Tuesday, February 10, 2009
Jockeys: The Show
Much of what has been written about the new reality television series "Jockeys" has been positive. Not being a fan of reality television, or "non-scripted" television, my initial reaction to the show was, basically, relief they didn't screw it up too much. I found the voice-over of the racecalls somewhat annoying, but didn't think much of it at the time.
But then, Brooklyn Backstretch (www.brooklynbackstretch.com) weighed in with a particularly sharp-eyed critique of the show, including her observation that a casual observer would think that a race caller mentions the jockeys as often as he mentions the horses.
I have enormous respect for jockeys, for their fearlessness, their athleticism, for their love of horses. But it's called horse racing, not jockey racing, for a reason.
It's the horse that carries the jockey to the finish line, not the other way around. Re-dubbing the race call to make it appear that jockeys are more important than horses is, well, un-real. And dishonest.

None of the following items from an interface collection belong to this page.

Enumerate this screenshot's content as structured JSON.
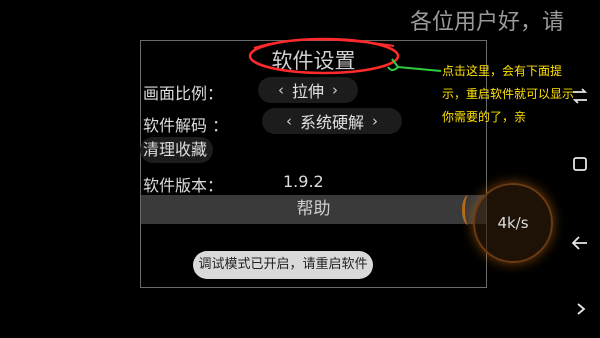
{
  "marquee_text": "各位用户好，请",
  "dialog": {
    "title": "软件设置",
    "rows": [
      {
        "label": "画面比例：",
        "value": "拉伸"
      },
      {
        "label": "软件解码 ：",
        "value": "系统硬解"
      }
    ],
    "clear_cache_label": "清理收藏",
    "version_label": "软件版本：",
    "version_value": "1.9.2",
    "help_button_label": "帮助"
  },
  "toast_text": "调试模式已开启，请重启软件",
  "speed_text": "4k/s",
  "annotation": {
    "text": "点击这里，会有下面提示，重启软件就可以显示你需要的了，亲",
    "color": "#ffe100",
    "circle_color": "#ff2a2a",
    "arrow_color": "#2ecc40"
  },
  "side_nav": {
    "top_icon": "swap-icon",
    "square_icon": "square-icon",
    "back_icon": "back-arrow-icon",
    "forward_icon": "chevron-right-icon"
  },
  "icons": {
    "left": "‹",
    "right": "›"
  }
}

The question remains, however -- would people be more attracted to the sport if the human element were emphasized over the horse element? If each track were to publicize situations and conflicts amongst its jockey colony "to create maximum drama and ultimate titillation" would that create more interest in the sport? Would that be kosher? Would the end then justify the means?
This past summer, in a long conversation with Carl Nafzger before his Hall of Fame induction, the trainer talked about his philosophy regarding horse racing. "Put the horse first," he said, "and everything else falls into place."
On Saturday at Aqueduct, after Haynesfield crossed the finish line to win the Whirlaway, racecaller John Imbriale added: "What a day for Ramon Dominguez!" on his fifth winner of the day. Afterward, Dominguez said he knew he was on a lot of good horses that day, but you could never count on anything. It was all about the horse, he said, and the horses came through. For the owners, the trainer, the bettors, and him.
There's a place for everyone, and everything, in horse racing. And it works best when everyone acknowledges that the horse comes first.
Posted by On the Lead at Tuesday, February 10, 2009